The skin is the body's largest organ. Since it functions to protect us from pathogens and water loss, skin is affected by numerous factors, including what we eat and consume and what type of elements we're exposed to. The most common cause of red skin is rosacea, a chronic skin condition that can be triggered by many things, such as exposure to heat, sun, certain foods or alcohol. Skin can also become red due to symptoms of psoriasis, eczema, or from overexposure to sun or dry weather. Use the following treatments to solve a host of red skin problems.

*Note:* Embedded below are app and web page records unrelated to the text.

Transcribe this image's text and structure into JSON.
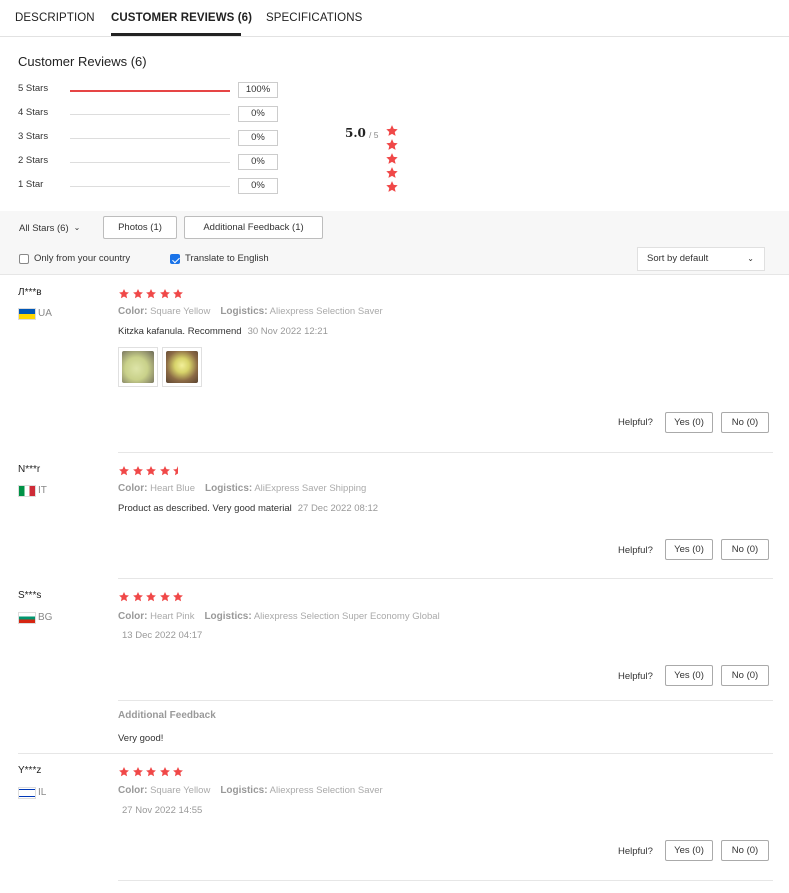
{
  "tabs": [
    {
      "label": "DESCRIPTION",
      "active": false
    },
    {
      "label": "CUSTOMER REVIEWS (6)",
      "active": true
    },
    {
      "label": "SPECIFICATIONS",
      "active": false
    }
  ],
  "summary": {
    "title": "Customer Reviews (6)",
    "distribution": [
      {
        "label": "5 Stars",
        "percent": "100%",
        "fill": 1.0
      },
      {
        "label": "4 Stars",
        "percent": "0%",
        "fill": 0
      },
      {
        "label": "3 Stars",
        "percent": "0%",
        "fill": 0
      },
      {
        "label": "2 Stars",
        "percent": "0%",
        "fill": 0
      },
      {
        "label": "1 Star",
        "percent": "0%",
        "fill": 0
      }
    ],
    "average": "5.0",
    "out_of": "/ 5",
    "average_stars": 5
  },
  "filters": {
    "all_stars": "All Stars (6)",
    "photos": "Photos (1)",
    "additional_feedback": "Additional Feedback (1)",
    "only_country": {
      "label": "Only from your country",
      "checked": false
    },
    "translate": {
      "label": "Translate to English",
      "checked": true
    },
    "sort": "Sort by default"
  },
  "colors": {
    "star": "#f04848",
    "accent_bar": "#e64545",
    "checkbox": "#1a73e8"
  },
  "reviews": [
    {
      "name": "Л***в",
      "country": "UA",
      "stars": 5,
      "color_label": "Color:",
      "color": "Square Yellow",
      "logistics_label": "Logistics:",
      "logistics": "Aliexpress Selection Saver",
      "text": "Kitzka kafanula. Recommend",
      "date": "30 Nov 2022 12:21",
      "photos": 2,
      "helpful": "Helpful?",
      "yes": "Yes (0)",
      "no": "No (0)"
    },
    {
      "name": "N***r",
      "country": "IT",
      "stars": 4.5,
      "color_label": "Color:",
      "color": "Heart Blue",
      "logistics_label": "Logistics:",
      "logistics": "AliExpress Saver Shipping",
      "text": "Product as described. Very good material",
      "date": "27 Dec 2022 08:12",
      "helpful": "Helpful?",
      "yes": "Yes (0)",
      "no": "No (0)"
    },
    {
      "name": "S***s",
      "country": "BG",
      "stars": 5,
      "color_label": "Color:",
      "color": "Heart Pink",
      "logistics_label": "Logistics:",
      "logistics": "Aliexpress Selection Super Economy Global",
      "date": "13 Dec 2022 04:17",
      "helpful": "Helpful?",
      "yes": "Yes (0)",
      "no": "No (0)",
      "additional_title": "Additional Feedback",
      "additional_text": "Very good!"
    },
    {
      "name": "Y***z",
      "country": "IL",
      "stars": 5,
      "color_label": "Color:",
      "color": "Square Yellow",
      "logistics_label": "Logistics:",
      "logistics": "Aliexpress Selection Saver",
      "date": "27 Nov 2022 14:55",
      "helpful": "Helpful?",
      "yes": "Yes (0)",
      "no": "No (0)"
    }
  ]
}
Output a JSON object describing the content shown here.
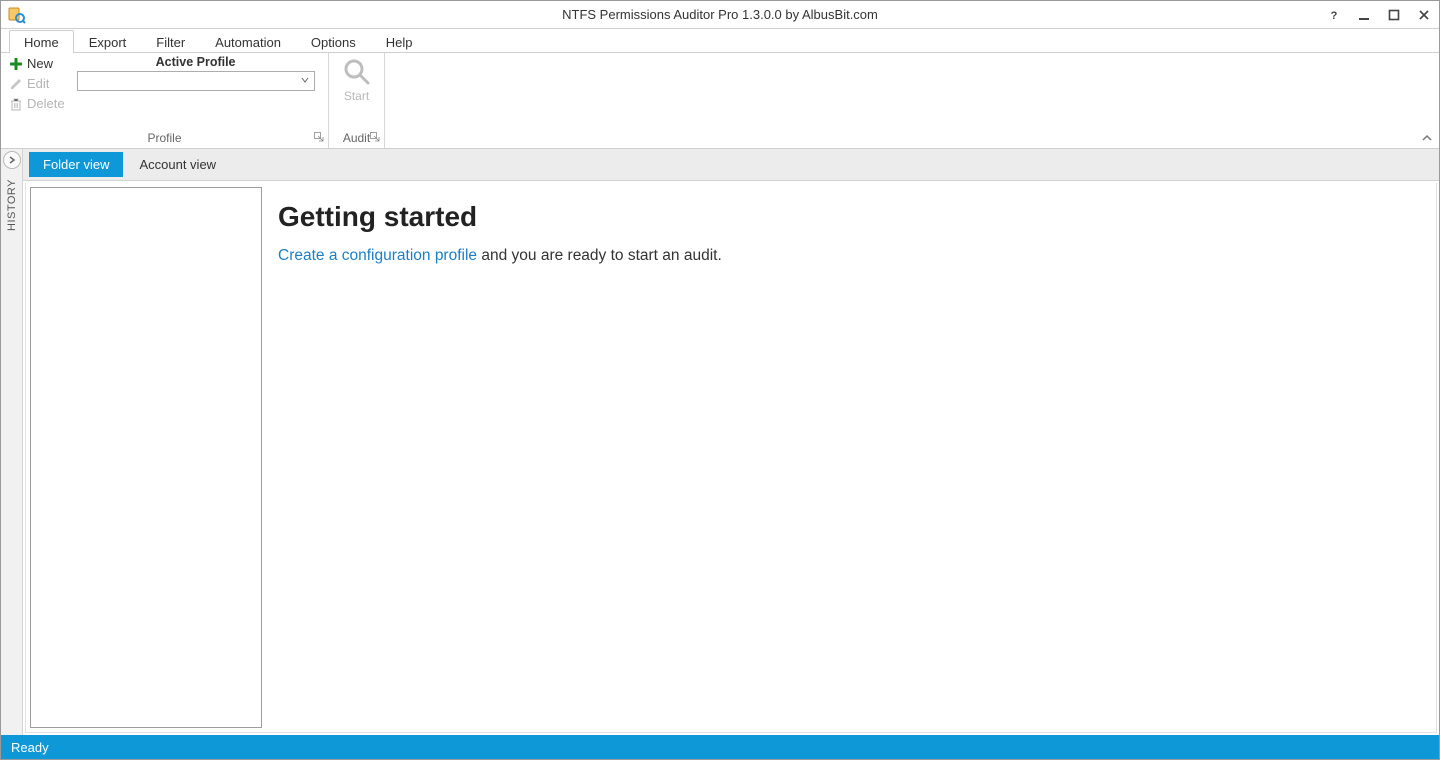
{
  "title": "NTFS Permissions Auditor Pro 1.3.0.0 by AlbusBit.com",
  "ribbon": {
    "tabs": [
      "Home",
      "Export",
      "Filter",
      "Automation",
      "Options",
      "Help"
    ],
    "active_tab": "Home",
    "profile_group": {
      "label": "Profile",
      "new": "New",
      "edit": "Edit",
      "delete": "Delete",
      "active_profile_label": "Active Profile",
      "combo_value": ""
    },
    "audit_group": {
      "label": "Audit",
      "start": "Start"
    }
  },
  "history_label": "HISTORY",
  "view_tabs": {
    "folder": "Folder view",
    "account": "Account view"
  },
  "welcome": {
    "heading": "Getting started",
    "link_text": "Create a configuration profile",
    "rest_text": " and you are ready to start an audit."
  },
  "status": "Ready"
}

A number of arguments counted against the COX-3 hypothesis: COX-2-selective inhibitors react weakly with the COX-3 enzymatic site, because the site is identical to that in COX-1, but they are as good at reducing fever as older NSAIDs. The fever response has also been clearly associated with a rapid induction of COX-2 expression and an associated increase in prostaglandin E2 production, with no role for COX-1 or a COX-1 gene product (., COX-3). Finally, the sites of COX-3 expression do not appear to fit in well with those sites associated with fever, and the protein should be present within the hypothalamus rather than the cerebral cortex . All these considerations appeared to argue against COX-3 being the site of the antipyretic actions of NSAIDs and COX-2-selective agents. However, the results could be read as showing that paracetamol acts at a different site than the other NSAIDs and that more than one COX isoform contribute to the fever response.